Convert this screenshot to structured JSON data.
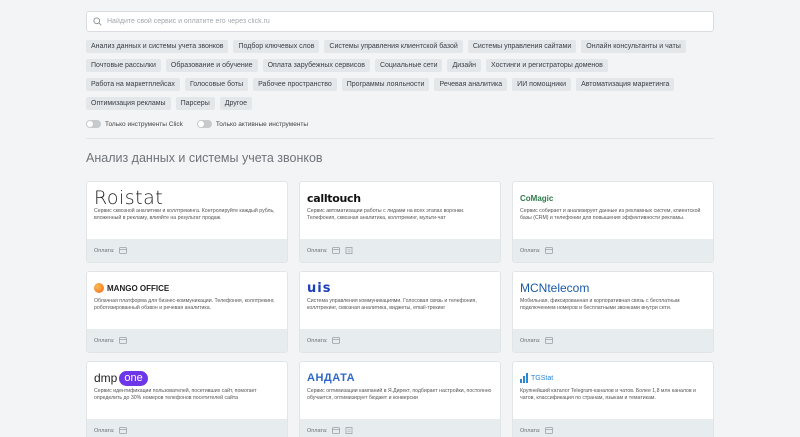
{
  "search": {
    "placeholder": "Найдите свой сервис и оплатите его через click.ru"
  },
  "tags": [
    "Анализ данных и системы учета звонков",
    "Подбор ключевых слов",
    "Системы управления клиентской базой",
    "Системы управления сайтами",
    "Онлайн консультанты и чаты",
    "Почтовые рассылки",
    "Образование и обучение",
    "Оплата зарубежных сервисов",
    "Социальные сети",
    "Дизайн",
    "Хостинги и регистраторы доменов",
    "Работа на маркетплейсах",
    "Голосовые боты",
    "Рабочее пространство",
    "Программы лояльности",
    "Речевая аналитика",
    "ИИ помощники",
    "Автоматизация маркетинга",
    "Оптимизация рекламы",
    "Парсеры",
    "Другое"
  ],
  "toggles": {
    "click_only": "Только инструменты Click",
    "active_only": "Только активные инструменты"
  },
  "section_title": "Анализ данных и системы учета звонков",
  "pay_label": "Оплата:",
  "cards": [
    {
      "logo": "Roistat",
      "desc": "Сервис сквозной аналитики и коллтрекинга. Контролируйте каждый рубль, вложенный в рекламу, влияйте на результат продаж."
    },
    {
      "logo": "calltouch",
      "desc": "Сервис автоматизации работы с лидами на всех этапах воронки. Телефония, сквозная аналитика, коллтрекинг, мульти-чат"
    },
    {
      "logo": "CoMagic",
      "desc": "Сервис собирает и анализирует данные из рекламных систем, клиентской базы (CRM) и телефонии для повышения эффективности рекламы."
    },
    {
      "logo": "MANGO OFFICE",
      "desc": "Облачная платформа для бизнес-коммуникации. Телефония, коллтрекинг, роботизированный обзвон и речевая аналитика."
    },
    {
      "logo": "uis",
      "desc": "Система управления коммуникациями. Голосовая связь и телефония, коллтрекинг, сквозная аналитика, виджеты, email-трекинг"
    },
    {
      "logo": "MCNtelecom",
      "desc": "Мобильная, фиксированная и корпоративная связь с бесплатным подключением номеров и бесплатными звонками внутри сети."
    },
    {
      "logo": "dmp.one",
      "desc": "Сервис идентификации пользователей, посетивших сайт, помогает определить до 30% номеров телефонов посетителей сайта"
    },
    {
      "logo": "АНДАТА",
      "desc": "Сервис оптимизации кампаний в Я.Директ, подбирает настройки, постоянно обучается, оптимизирует бюджет и конверсии"
    },
    {
      "logo": "TGStat",
      "desc": "Крупнейший каталог Telegram-каналов и чатов. Более 1,8 млн каналов и чатов, классификация по странам, языкам и тематикам."
    }
  ]
}
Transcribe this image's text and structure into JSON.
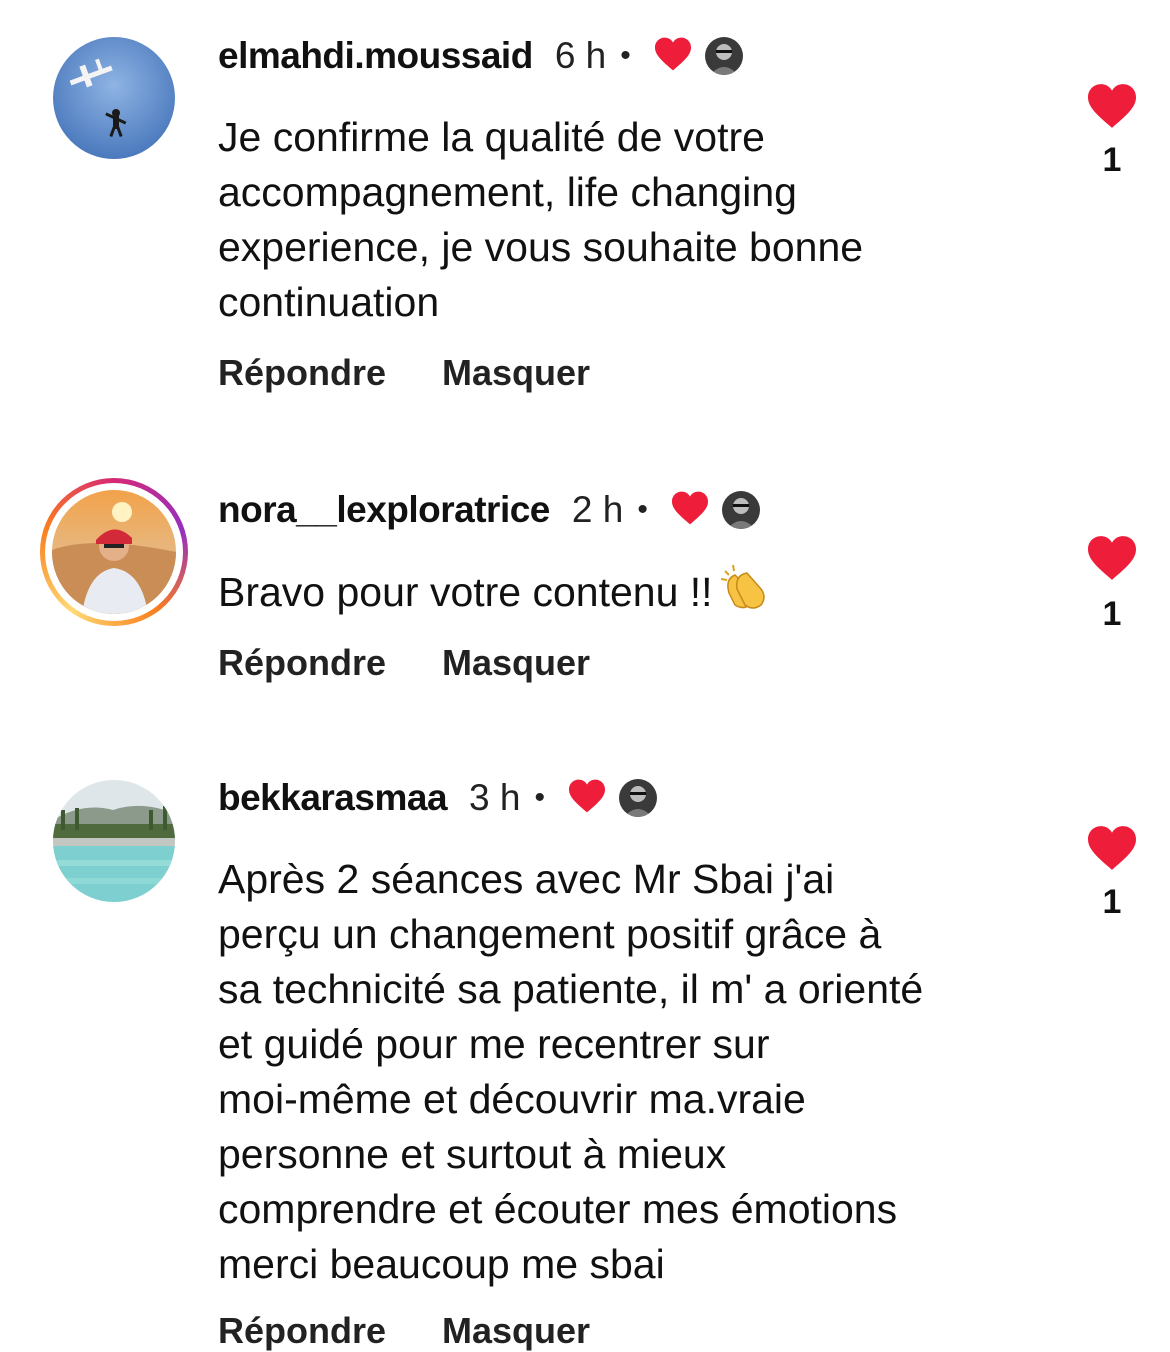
{
  "comments": [
    {
      "username": "elmahdi.moussaid",
      "time": "6 h",
      "separator": "•",
      "text": "Je confirme la qualité de votre\naccompagnement, life changing\nexperience, je vous souhaite bonne\ncontinuation",
      "reply_label": "Répondre",
      "hide_label": "Masquer",
      "like_count": "1",
      "avatar_icon": "skydiver-plane-avatar"
    },
    {
      "username": "nora__lexploratrice",
      "time": "2 h",
      "separator": "•",
      "text": "Bravo pour votre contenu !!",
      "emoji": "clapping-hands-icon",
      "reply_label": "Répondre",
      "hide_label": "Masquer",
      "like_count": "1",
      "avatar_icon": "desert-portrait-avatar",
      "has_story": true
    },
    {
      "username": "bekkarasmaa",
      "time": "3 h",
      "separator": "•",
      "text": "Après 2 séances avec Mr Sbai j'ai\nperçu un changement positif  grâce à\nsa technicité sa patiente, il m' a orienté\net guidé pour me recentrer sur\nmoi-même et découvrir ma.vraie\npersonne et surtout à mieux\ncomprendre et écouter mes émotions\nmerci beaucoup me sbai",
      "reply_label": "Répondre",
      "hide_label": "Masquer",
      "like_count": "1",
      "avatar_icon": "pool-landscape-avatar"
    }
  ],
  "colors": {
    "heart": "#ee1d3a",
    "text": "#111111",
    "story_ring": "#d62976"
  }
}
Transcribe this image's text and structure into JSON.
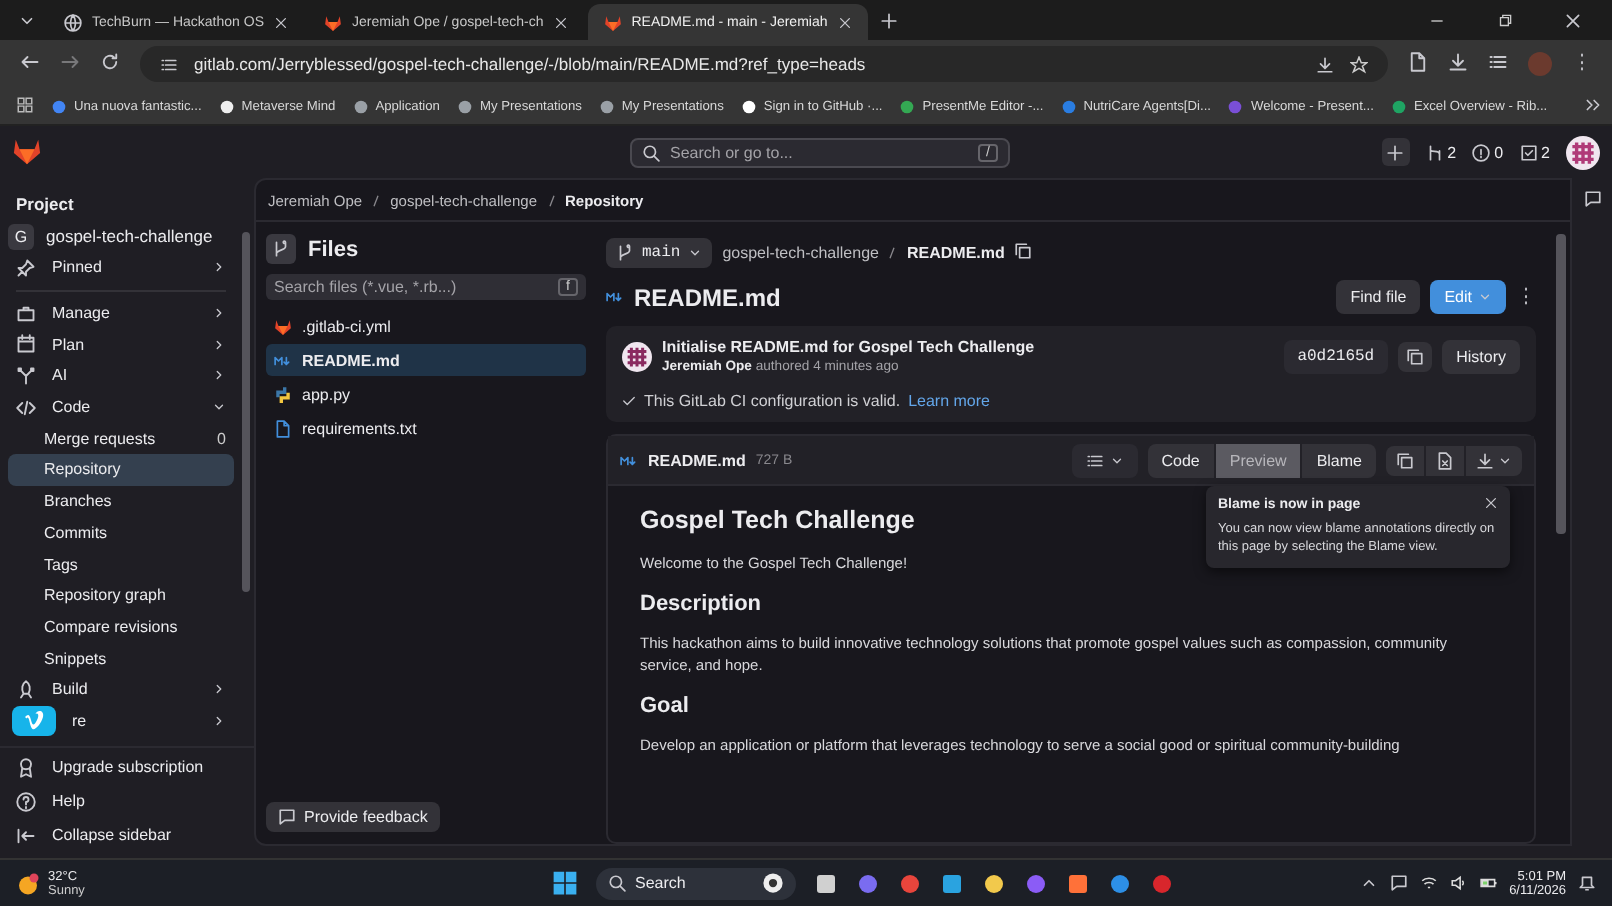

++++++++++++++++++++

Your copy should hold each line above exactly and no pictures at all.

Convert this screenshot to structured JSON data.
{
  "search": {
    "placeholder": "Найдите свой сервис и оплатите его через click.ru"
  },
  "tags": [
    "Анализ данных и системы учета звонков",
    "Подбор ключевых слов",
    "Системы управления клиентской базой",
    "Системы управления сайтами",
    "Онлайн консультанты и чаты",
    "Почтовые рассылки",
    "Образование и обучение",
    "Оплата зарубежных сервисов",
    "Социальные сети",
    "Дизайн",
    "Хостинги и регистраторы доменов",
    "Работа на маркетплейсах",
    "Голосовые боты",
    "Рабочее пространство",
    "Программы лояльности",
    "Речевая аналитика",
    "ИИ помощники",
    "Автоматизация маркетинга",
    "Оптимизация рекламы",
    "Парсеры",
    "Другое"
  ],
  "toggles": {
    "click_only": "Только инструменты Click",
    "active_only": "Только активные инструменты"
  },
  "section_title": "Анализ данных и системы учета звонков",
  "pay_label": "Оплата:",
  "cards": [
    {
      "logo": "Roistat",
      "desc": "Сервис сквозной аналитики и коллтрекинга. Контролируйте каждый рубль, вложенный в рекламу, влияйте на результат продаж."
    },
    {
      "logo": "calltouch",
      "desc": "Сервис автоматизации работы с лидами на всех этапах воронки. Телефония, сквозная аналитика, коллтрекинг, мульти-чат"
    },
    {
      "logo": "CoMagic",
      "desc": "Сервис собирает и анализирует данные из рекламных систем, клиентской базы (CRM) и телефонии для повышения эффективности рекламы."
    },
    {
      "logo": "MANGO OFFICE",
      "desc": "Облачная платформа для бизнес-коммуникации. Телефония, коллтрекинг, роботизированный обзвон и речевая аналитика."
    },
    {
      "logo": "uis",
      "desc": "Система управления коммуникациями. Голосовая связь и телефония, коллтрекинг, сквозная аналитика, виджеты, email-трекинг"
    },
    {
      "logo": "MCNtelecom",
      "desc": "Мобильная, фиксированная и корпоративная связь с бесплатным подключением номеров и бесплатными звонками внутри сети."
    },
    {
      "logo": "dmp.one",
      "desc": "Сервис идентификации пользователей, посетивших сайт, помогает определить до 30% номеров телефонов посетителей сайта"
    },
    {
      "logo": "АНДАТА",
      "desc": "Сервис оптимизации кампаний в Я.Директ, подбирает настройки, постоянно обучается, оптимизирует бюджет и конверсии"
    },
    {
      "logo": "TGStat",
      "desc": "Крупнейший каталог Telegram-каналов и чатов. Более 1,8 млн каналов и чатов, классификация по странам, языкам и тематикам."
    }
  ]
}
Transcribe this image's text and structure into JSON.
{
  "comments": [
    {
      "username": "elmahdi.moussaid",
      "time": "6 h",
      "separator": "•",
      "text": "Je confirme la qualité de votre\naccompagnement, life changing\nexperience, je vous souhaite bonne\ncontinuation",
      "reply_label": "Répondre",
      "hide_label": "Masquer",
      "like_count": "1",
      "avatar_icon": "skydiver-plane-avatar"
    },
    {
      "username": "nora__lexploratrice",
      "time": "2 h",
      "separator": "•",
      "text": "Bravo pour votre contenu !!",
      "emoji": "clapping-hands-icon",
      "reply_label": "Répondre",
      "hide_label": "Masquer",
      "like_count": "1",
      "avatar_icon": "desert-portrait-avatar",
      "has_story": true
    },
    {
      "username": "bekkarasmaa",
      "time": "3 h",
      "separator": "•",
      "text": "Après 2 séances avec Mr Sbai j'ai\nperçu un changement positif  grâce à\nsa technicité sa patiente, il m' a orienté\net guidé pour me recentrer sur\nmoi-même et découvrir ma.vraie\npersonne et surtout à mieux\ncomprendre et écouter mes émotions\nmerci beaucoup me sbai",
      "reply_label": "Répondre",
      "hide_label": "Masquer",
      "like_count": "1",
      "avatar_icon": "pool-landscape-avatar"
    }
  ],
  "colors": {
    "heart": "#ee1d3a",
    "text": "#111111",
    "story_ring": "#d62976"
  }
}
Transcribe this image's text and structure into JSON.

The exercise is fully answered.